══ RECORDS FOR THE TASK

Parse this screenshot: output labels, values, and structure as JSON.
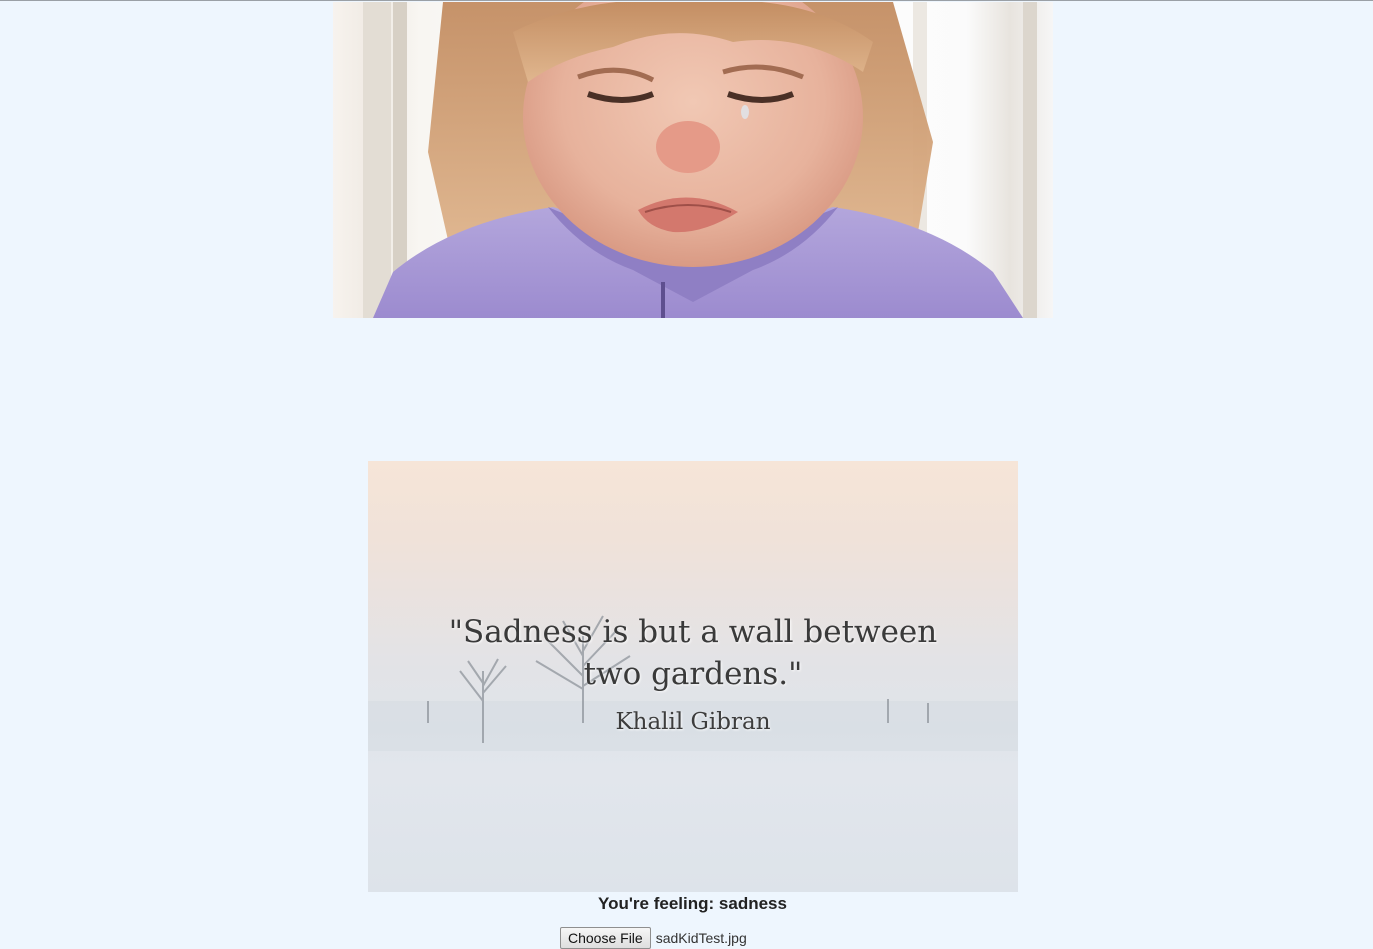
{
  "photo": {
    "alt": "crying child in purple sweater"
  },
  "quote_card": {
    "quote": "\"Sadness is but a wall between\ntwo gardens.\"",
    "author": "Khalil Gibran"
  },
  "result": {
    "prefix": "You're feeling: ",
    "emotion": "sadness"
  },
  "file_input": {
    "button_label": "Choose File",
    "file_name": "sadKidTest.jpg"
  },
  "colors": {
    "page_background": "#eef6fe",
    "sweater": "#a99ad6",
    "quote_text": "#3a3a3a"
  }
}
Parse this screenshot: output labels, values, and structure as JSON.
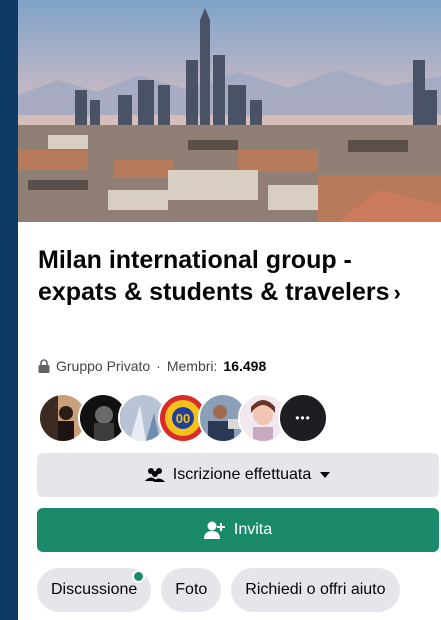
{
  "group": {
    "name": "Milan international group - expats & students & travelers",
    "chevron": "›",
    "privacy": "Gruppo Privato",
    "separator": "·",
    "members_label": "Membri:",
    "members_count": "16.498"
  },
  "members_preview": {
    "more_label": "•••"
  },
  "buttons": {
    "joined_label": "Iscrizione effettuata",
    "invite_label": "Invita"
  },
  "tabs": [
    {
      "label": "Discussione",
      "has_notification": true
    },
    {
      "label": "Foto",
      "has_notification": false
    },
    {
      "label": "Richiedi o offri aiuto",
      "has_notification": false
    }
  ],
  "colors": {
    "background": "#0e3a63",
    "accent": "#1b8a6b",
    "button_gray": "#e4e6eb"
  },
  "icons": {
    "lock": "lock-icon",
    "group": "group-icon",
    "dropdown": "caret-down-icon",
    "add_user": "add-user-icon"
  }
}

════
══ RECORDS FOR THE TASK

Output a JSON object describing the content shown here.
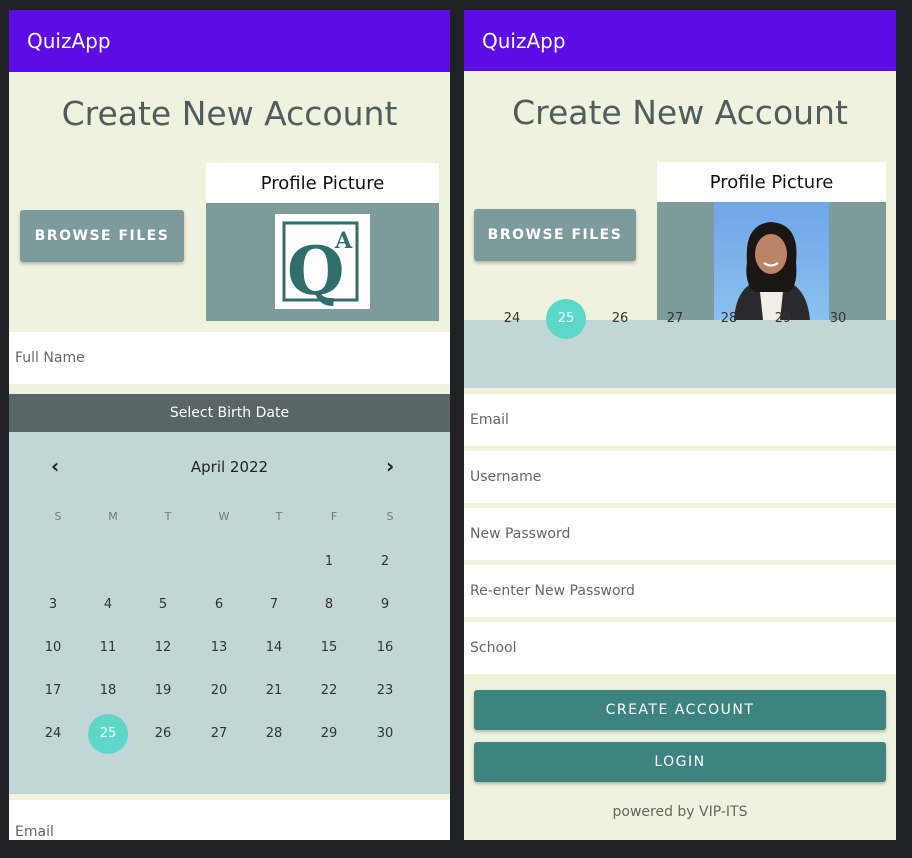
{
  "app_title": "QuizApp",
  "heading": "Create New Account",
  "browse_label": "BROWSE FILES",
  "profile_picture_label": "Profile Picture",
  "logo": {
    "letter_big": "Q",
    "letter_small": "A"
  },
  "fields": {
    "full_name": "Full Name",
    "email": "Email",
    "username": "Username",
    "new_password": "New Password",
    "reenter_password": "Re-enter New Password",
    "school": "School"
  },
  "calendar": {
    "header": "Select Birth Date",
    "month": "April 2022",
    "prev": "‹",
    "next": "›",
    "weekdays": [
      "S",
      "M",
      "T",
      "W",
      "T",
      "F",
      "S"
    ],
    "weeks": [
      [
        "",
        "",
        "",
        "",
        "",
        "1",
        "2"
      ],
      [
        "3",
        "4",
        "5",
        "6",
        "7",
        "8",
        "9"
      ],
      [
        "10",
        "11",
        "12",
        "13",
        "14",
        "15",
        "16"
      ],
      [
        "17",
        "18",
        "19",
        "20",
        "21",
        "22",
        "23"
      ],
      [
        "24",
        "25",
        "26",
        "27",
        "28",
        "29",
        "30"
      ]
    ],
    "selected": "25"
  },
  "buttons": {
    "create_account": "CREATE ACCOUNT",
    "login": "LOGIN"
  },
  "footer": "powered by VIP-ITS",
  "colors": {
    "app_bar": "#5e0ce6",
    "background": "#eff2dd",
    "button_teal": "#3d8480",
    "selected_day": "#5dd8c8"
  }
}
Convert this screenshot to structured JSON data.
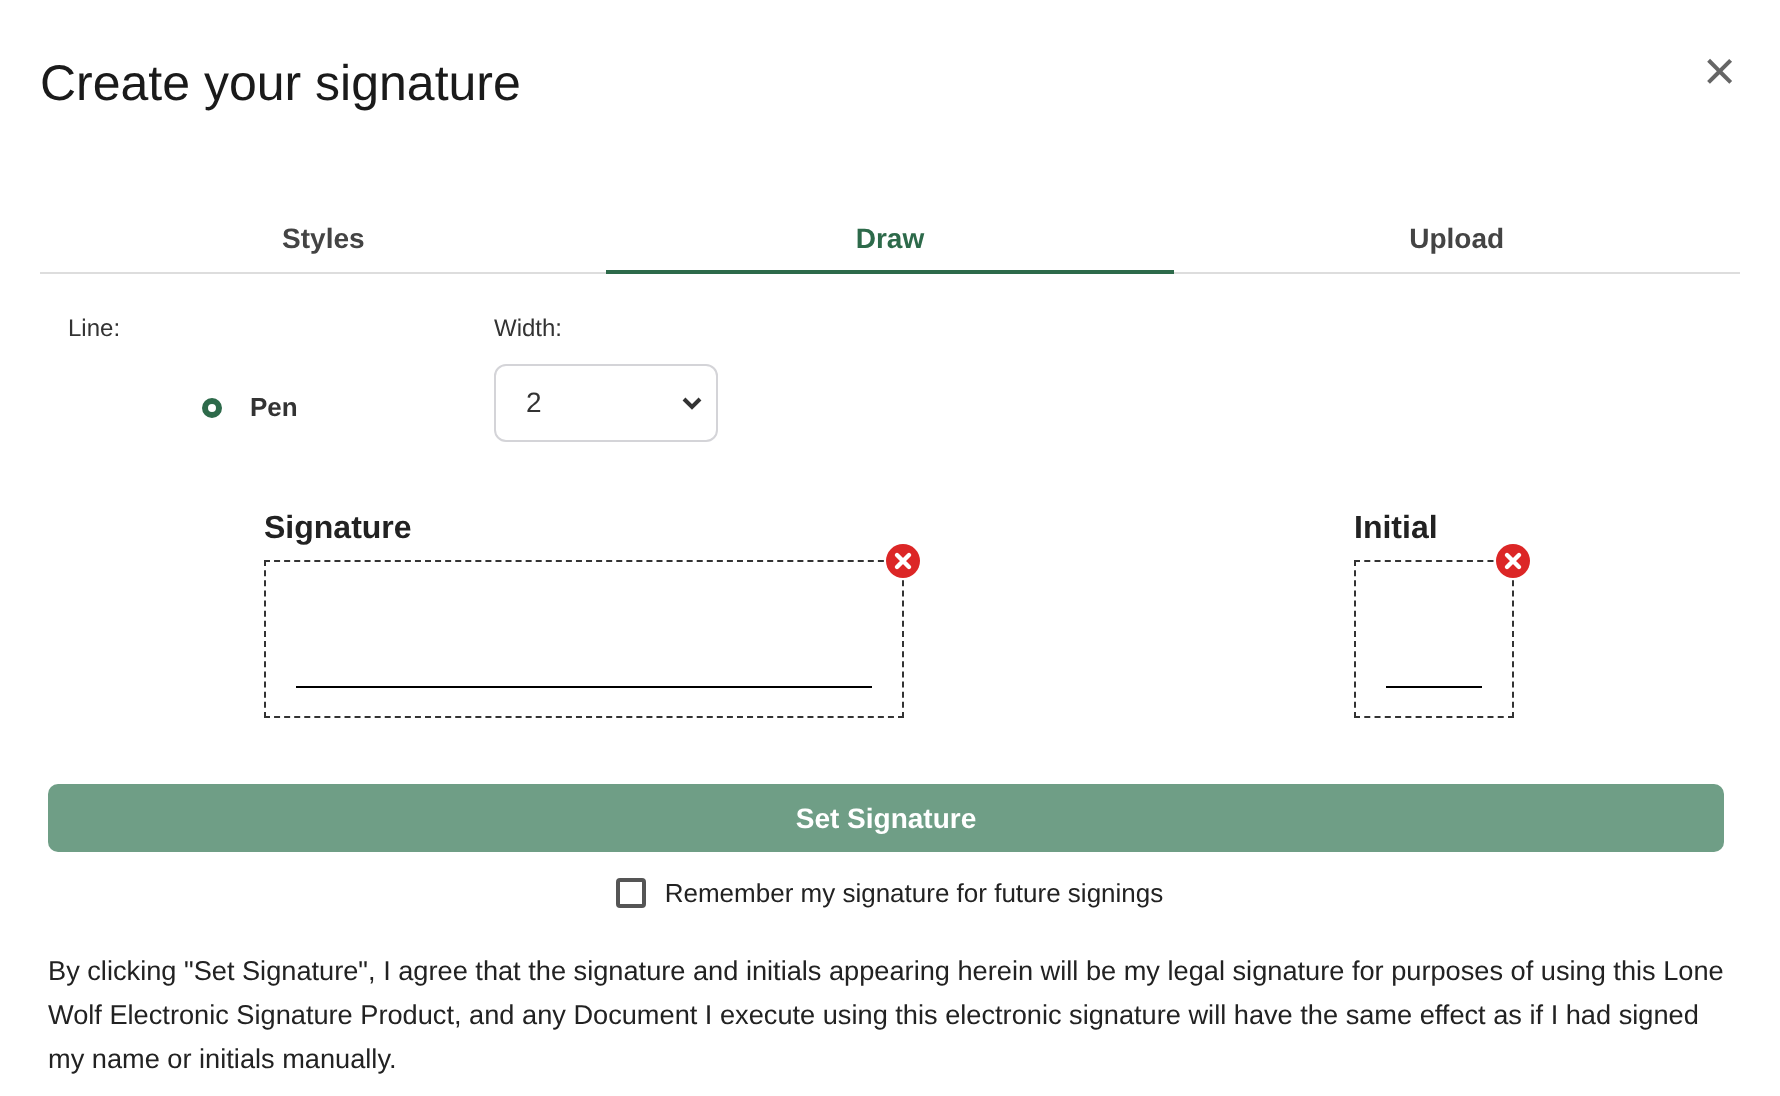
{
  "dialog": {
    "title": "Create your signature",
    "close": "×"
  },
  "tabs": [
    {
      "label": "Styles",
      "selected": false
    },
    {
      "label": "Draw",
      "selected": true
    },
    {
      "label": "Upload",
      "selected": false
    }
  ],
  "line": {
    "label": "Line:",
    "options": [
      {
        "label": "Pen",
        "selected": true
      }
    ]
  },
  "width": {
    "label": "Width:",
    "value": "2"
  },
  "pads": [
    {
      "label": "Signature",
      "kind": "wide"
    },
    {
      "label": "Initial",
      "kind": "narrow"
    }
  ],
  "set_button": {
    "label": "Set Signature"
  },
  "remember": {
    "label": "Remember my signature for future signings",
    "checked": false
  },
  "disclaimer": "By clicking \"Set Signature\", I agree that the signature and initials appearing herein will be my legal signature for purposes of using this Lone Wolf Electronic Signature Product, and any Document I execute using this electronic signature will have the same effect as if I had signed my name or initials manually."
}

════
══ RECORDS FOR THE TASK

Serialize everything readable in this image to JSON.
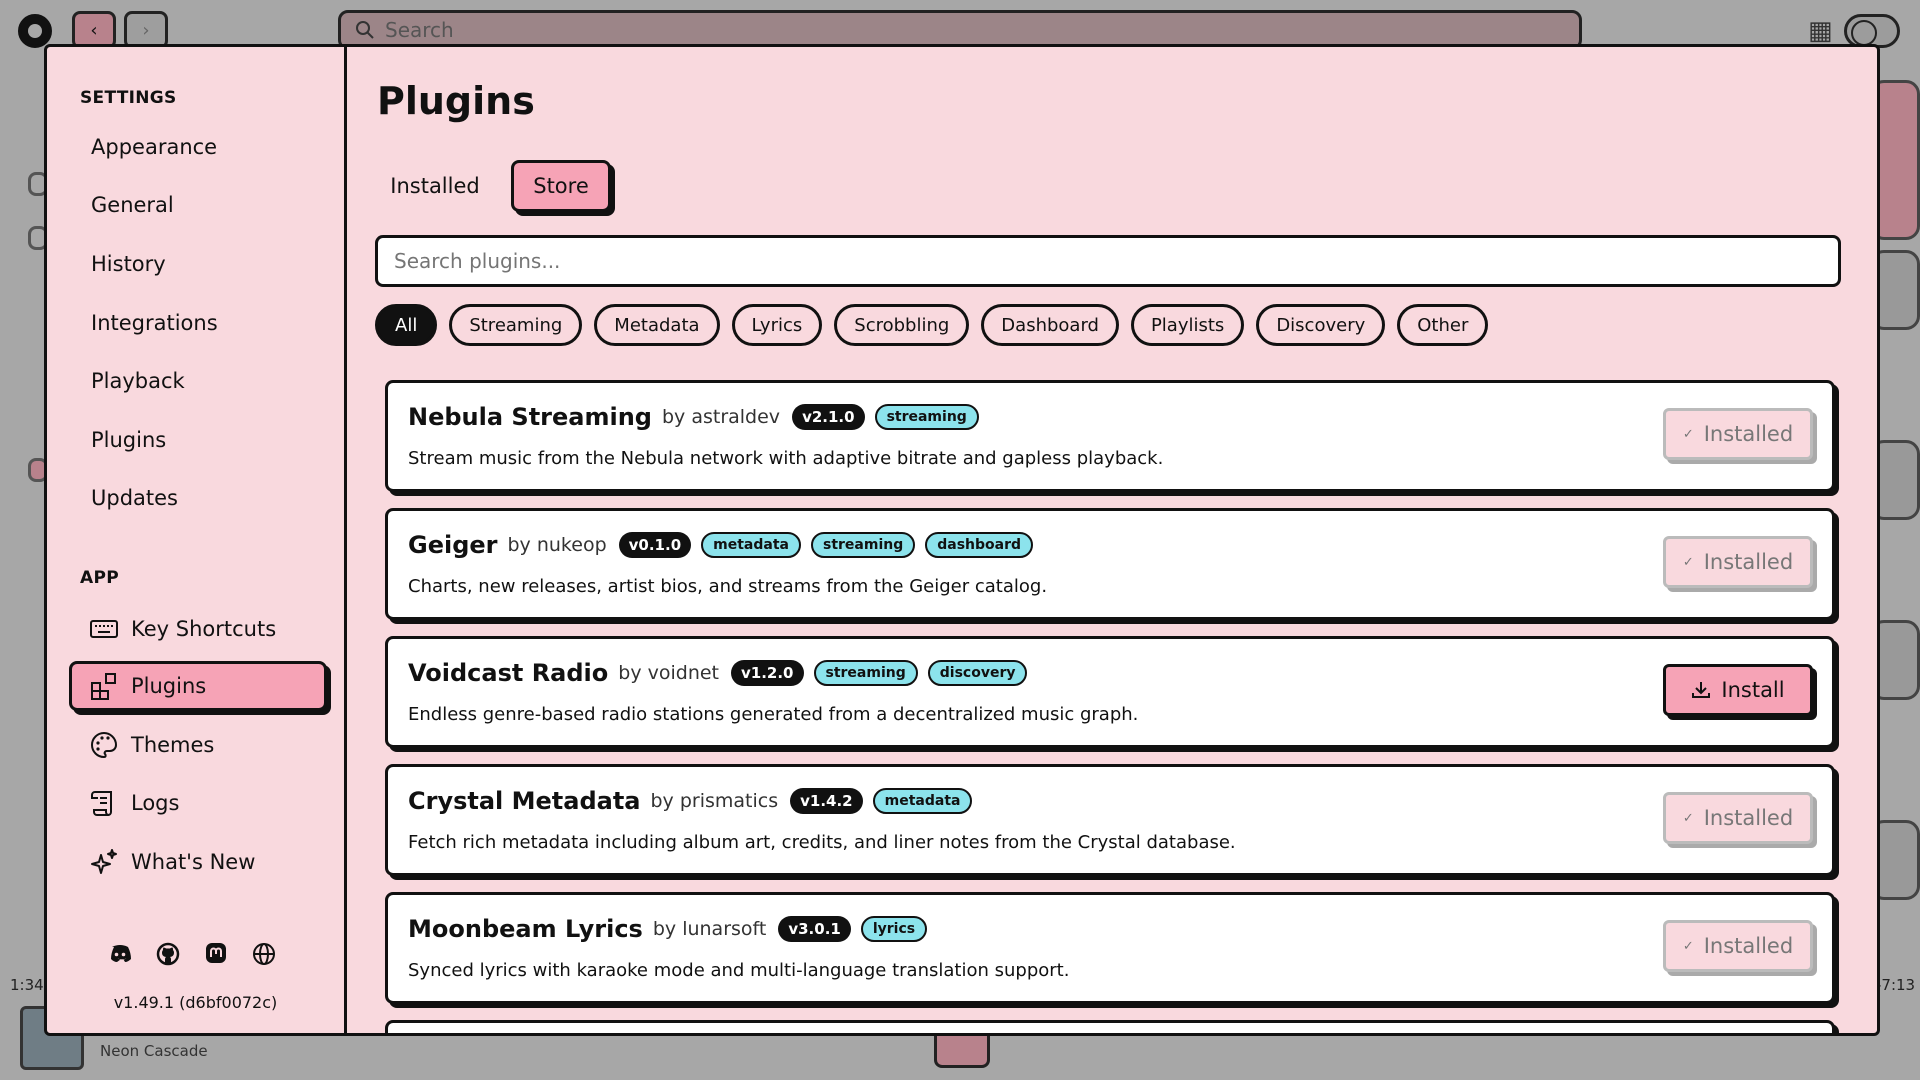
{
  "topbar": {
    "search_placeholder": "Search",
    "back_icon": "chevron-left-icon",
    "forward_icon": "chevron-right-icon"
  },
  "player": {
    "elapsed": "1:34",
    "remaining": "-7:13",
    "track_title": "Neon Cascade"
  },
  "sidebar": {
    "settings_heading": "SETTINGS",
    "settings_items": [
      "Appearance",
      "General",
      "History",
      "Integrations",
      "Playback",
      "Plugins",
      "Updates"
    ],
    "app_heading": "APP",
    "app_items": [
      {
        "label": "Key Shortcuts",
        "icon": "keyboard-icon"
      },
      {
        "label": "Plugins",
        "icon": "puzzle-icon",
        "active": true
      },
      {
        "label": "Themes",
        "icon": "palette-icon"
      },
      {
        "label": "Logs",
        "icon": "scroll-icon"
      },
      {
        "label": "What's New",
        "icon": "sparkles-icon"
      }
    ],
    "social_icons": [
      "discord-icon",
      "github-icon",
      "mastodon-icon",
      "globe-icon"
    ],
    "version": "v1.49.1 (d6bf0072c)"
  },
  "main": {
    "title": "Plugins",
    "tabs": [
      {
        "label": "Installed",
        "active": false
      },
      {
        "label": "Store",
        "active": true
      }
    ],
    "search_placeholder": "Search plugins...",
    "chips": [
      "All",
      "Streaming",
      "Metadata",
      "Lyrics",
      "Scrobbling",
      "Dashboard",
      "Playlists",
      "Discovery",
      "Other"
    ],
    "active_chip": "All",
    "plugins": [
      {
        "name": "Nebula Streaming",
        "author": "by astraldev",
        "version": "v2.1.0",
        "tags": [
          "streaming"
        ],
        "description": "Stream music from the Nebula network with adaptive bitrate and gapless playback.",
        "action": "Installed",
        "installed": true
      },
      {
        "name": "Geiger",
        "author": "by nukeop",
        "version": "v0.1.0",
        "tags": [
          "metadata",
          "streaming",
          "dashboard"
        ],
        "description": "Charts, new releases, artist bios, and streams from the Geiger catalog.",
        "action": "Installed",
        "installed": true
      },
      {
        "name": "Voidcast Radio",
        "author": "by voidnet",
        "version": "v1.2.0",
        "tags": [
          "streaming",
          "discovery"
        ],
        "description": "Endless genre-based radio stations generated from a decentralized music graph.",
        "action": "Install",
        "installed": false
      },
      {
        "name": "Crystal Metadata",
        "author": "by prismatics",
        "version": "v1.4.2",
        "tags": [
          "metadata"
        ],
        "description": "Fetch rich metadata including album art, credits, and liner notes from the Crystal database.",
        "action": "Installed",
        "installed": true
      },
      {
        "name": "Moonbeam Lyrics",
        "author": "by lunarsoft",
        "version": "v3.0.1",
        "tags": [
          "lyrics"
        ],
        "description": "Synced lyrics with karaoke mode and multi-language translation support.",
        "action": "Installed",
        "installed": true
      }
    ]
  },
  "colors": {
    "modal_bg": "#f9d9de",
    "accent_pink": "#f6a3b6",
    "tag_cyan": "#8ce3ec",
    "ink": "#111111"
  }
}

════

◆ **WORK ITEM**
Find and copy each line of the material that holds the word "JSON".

◆ **OUTPUT FOR THIS TASK**
Parse this screenshot: output labels, values, and structure as JSON.
Parse this screenshot: output labels, values, and structure as JSON.
Output a JSON object describing the content shown here.
Convert this screenshot to structured JSON data.
Serialize everything readable in this image to JSON.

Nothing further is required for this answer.